Last week, Welsh parliament passed legislation to make it illegal to smack children.
Advocates for the move called it long overdue and celebrated that children now have the same legal protections against assault as adults. Critics, however, argued the ban stepped into the private lives of families and that the government was making criminals out of loving parents.
When the law comes into effect in 2022, Wales will join dozens of countries including Finland, Scotland, Austria, Norway, South Africa and Brazil to outlaw smacking.
Watch: Do you smack your kids?
But not Australia. It remains lawful here to smack a child, under certain conditions.
The philosophical debate, however, rages on… Is physical punishment actually effective discipline? What message does it send to the child? And what impact, if any, does it have on a person in the long term?
Let’s take a look.
What does Australian law say about smacking children?
Smacking is a kind of ‘corporal punishment’, which is a term used to describe physical force used for the purpose of control or correction.
Corporal punishment by a parent or carer is lawful in all Australian states and territories — and not considered child abuse — providing that it’s “reasonable”.
This is where things get murky, though.

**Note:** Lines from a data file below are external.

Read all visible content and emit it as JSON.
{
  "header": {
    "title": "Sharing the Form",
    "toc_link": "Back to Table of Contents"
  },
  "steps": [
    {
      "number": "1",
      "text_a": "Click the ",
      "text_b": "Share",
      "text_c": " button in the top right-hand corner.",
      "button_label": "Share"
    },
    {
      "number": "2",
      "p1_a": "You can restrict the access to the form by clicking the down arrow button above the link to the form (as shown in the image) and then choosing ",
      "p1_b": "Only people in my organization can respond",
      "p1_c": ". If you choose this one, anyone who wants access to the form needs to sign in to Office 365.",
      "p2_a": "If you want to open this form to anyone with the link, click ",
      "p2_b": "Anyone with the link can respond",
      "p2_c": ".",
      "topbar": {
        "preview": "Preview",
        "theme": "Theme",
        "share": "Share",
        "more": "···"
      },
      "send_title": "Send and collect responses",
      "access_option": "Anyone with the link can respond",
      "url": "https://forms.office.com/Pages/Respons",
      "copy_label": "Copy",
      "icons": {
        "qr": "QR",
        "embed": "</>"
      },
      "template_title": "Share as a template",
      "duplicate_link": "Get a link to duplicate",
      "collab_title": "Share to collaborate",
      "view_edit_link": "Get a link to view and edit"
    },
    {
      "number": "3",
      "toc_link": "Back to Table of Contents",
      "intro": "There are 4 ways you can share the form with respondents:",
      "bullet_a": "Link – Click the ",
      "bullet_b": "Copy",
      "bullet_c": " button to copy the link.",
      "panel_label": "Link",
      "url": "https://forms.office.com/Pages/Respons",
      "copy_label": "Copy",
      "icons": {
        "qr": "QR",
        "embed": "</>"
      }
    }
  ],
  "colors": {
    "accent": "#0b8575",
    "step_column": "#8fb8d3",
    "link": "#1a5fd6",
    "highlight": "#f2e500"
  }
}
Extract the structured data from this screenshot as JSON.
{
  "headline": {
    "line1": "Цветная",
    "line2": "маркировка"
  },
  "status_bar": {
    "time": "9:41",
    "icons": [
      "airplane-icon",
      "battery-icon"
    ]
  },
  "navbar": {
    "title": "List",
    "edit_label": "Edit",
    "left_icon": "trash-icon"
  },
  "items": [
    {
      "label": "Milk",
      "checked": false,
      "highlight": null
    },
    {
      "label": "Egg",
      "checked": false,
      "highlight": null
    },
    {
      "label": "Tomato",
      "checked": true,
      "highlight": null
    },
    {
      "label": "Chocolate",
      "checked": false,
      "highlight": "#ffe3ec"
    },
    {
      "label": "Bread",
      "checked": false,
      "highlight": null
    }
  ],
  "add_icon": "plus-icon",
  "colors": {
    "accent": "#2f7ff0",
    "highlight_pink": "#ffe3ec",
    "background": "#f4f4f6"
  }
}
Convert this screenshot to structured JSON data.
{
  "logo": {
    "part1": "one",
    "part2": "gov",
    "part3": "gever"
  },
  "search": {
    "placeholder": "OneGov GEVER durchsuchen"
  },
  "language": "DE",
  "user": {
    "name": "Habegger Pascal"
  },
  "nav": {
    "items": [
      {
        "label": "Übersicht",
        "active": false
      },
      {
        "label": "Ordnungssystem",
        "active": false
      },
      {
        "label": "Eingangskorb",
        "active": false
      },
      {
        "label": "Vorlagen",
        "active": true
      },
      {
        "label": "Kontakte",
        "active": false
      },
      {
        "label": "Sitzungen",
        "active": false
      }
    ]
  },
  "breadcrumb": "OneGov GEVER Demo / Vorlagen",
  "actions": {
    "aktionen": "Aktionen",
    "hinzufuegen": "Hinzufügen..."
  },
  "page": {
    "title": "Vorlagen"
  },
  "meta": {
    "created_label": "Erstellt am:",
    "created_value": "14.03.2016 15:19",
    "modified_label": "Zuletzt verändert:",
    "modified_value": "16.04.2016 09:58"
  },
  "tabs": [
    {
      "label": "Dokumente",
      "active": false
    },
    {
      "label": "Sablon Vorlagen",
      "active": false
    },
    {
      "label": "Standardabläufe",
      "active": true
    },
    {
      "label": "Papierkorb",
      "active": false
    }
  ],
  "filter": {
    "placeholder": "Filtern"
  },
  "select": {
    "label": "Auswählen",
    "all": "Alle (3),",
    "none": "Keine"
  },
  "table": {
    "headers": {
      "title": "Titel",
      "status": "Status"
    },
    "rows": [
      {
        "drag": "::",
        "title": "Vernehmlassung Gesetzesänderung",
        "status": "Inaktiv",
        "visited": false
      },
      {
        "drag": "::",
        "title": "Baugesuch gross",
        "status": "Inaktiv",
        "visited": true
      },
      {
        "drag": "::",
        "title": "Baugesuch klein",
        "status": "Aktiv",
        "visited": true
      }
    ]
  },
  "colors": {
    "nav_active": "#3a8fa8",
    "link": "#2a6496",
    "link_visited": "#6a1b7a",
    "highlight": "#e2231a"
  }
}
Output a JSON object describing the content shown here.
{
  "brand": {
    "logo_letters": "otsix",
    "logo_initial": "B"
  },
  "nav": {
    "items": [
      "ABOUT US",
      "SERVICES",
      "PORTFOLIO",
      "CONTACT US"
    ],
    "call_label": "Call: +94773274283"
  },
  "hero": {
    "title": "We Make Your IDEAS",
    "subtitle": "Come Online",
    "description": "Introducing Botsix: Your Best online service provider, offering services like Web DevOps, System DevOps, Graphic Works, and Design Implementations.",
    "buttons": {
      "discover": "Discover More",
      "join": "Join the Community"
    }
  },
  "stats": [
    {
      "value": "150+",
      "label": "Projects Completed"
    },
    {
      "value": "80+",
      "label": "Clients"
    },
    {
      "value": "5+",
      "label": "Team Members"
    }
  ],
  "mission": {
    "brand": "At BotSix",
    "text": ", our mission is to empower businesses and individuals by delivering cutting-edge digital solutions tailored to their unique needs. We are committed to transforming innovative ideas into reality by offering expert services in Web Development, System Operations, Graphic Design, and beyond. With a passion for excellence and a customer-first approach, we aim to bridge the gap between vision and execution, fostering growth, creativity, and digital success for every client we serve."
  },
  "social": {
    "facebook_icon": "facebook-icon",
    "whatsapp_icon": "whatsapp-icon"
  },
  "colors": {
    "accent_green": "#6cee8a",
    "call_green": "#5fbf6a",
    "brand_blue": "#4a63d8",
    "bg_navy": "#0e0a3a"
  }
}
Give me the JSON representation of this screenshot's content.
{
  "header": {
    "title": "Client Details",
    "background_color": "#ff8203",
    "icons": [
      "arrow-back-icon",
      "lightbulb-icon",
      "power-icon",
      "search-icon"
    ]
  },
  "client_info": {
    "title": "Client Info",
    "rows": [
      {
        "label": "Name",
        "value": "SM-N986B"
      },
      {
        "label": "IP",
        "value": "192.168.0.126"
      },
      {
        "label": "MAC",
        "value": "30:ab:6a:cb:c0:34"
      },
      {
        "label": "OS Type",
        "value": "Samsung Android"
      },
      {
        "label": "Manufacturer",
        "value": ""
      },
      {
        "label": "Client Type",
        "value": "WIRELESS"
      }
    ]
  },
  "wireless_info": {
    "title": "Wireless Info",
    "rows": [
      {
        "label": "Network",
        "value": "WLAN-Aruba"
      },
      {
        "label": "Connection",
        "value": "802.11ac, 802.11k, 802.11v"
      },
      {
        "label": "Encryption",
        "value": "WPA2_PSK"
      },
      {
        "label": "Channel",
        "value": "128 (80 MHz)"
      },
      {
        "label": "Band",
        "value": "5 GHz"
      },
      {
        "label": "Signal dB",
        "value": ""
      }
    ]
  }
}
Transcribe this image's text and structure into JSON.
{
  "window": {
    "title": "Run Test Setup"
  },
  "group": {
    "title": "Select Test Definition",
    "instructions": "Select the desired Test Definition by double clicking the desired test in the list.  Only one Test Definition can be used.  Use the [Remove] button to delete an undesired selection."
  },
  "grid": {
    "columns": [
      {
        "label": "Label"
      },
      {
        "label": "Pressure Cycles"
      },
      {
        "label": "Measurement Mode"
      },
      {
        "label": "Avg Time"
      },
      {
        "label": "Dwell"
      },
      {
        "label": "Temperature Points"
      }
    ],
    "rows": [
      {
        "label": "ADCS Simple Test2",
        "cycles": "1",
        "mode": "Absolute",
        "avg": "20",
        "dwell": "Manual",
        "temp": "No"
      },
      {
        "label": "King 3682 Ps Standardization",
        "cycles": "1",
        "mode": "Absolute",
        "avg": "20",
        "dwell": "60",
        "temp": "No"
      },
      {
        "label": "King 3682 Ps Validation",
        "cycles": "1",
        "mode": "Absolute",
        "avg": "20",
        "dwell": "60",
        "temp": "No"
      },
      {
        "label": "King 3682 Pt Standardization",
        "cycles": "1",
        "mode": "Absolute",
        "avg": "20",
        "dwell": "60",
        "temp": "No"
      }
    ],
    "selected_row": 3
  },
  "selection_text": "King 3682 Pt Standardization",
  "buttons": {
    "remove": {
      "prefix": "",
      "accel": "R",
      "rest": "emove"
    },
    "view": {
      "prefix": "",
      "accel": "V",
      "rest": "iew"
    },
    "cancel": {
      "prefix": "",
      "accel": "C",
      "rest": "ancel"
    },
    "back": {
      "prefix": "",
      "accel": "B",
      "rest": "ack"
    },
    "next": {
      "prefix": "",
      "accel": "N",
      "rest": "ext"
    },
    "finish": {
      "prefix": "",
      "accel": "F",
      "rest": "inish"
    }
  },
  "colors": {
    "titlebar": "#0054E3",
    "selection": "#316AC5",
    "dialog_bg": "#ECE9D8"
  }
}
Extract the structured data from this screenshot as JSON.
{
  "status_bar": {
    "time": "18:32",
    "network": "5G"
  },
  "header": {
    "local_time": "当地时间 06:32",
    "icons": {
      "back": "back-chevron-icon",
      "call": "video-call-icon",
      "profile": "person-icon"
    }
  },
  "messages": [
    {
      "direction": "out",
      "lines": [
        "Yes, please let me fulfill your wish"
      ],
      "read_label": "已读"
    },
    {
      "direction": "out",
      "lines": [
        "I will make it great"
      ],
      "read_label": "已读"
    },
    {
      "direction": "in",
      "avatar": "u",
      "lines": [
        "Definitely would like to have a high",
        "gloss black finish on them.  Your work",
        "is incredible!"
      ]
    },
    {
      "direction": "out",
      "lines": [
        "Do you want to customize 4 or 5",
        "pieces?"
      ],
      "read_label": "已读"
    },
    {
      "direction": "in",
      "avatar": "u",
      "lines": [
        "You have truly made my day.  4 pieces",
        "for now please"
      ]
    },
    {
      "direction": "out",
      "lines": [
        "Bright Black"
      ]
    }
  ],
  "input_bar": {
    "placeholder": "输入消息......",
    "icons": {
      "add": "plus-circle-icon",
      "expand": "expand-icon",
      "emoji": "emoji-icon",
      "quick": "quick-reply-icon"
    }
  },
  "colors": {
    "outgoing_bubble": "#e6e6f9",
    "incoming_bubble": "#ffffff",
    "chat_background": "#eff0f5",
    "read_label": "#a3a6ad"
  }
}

Only NSW law actually defines what ‘unreasonable’ corporal punishment means. (i.e. force applied “to any part of the head or neck of the child, or to any other part of the body of the child in such a way as to be likely to cause harm to the child that lasts for more than a short period”.)
In all other states and territories, it remains open to interpretation.
Is smacking an effective form of discipline?
Generally, no. Research does not support that physical punishment is effective in achieving lasting behavioural change, nor that it’s better than non-physical forms of discipline.
In fact, the Australian Institute of Family studies points to “high-quality” analysis by American researchers Elizabeth Gershoff and Andrew Grogan-Kaylor in 2016, which found that children who are physically punished are just as “likely to defy their parents when they spank as comply with them”.
Dr Vivienne Lewis, a clinical psychologist at the University of Canberra, explained to Mamamia‘s daily news podcast, The Quicky, that one of the problems with smacking a child is that it doesn’t actually teach them what you want them to do.
“The child knows, obviously, you’re not happy with something,” she said. “But they don’t necessarily associate what they’re actually doing with that smacking. So, therefore, they don’t necessarily learn that’s not the behaviour that the parent wants.”
How does smacking impact a child in the short- and long term?
The Gershoff/Grogan-Kaylor research found that corporal punishment (not abuse) is associated with a number of negative outcomes for the child. Among them, antisocial behaviour, aggression, mental health problems and negative parent-child relationships.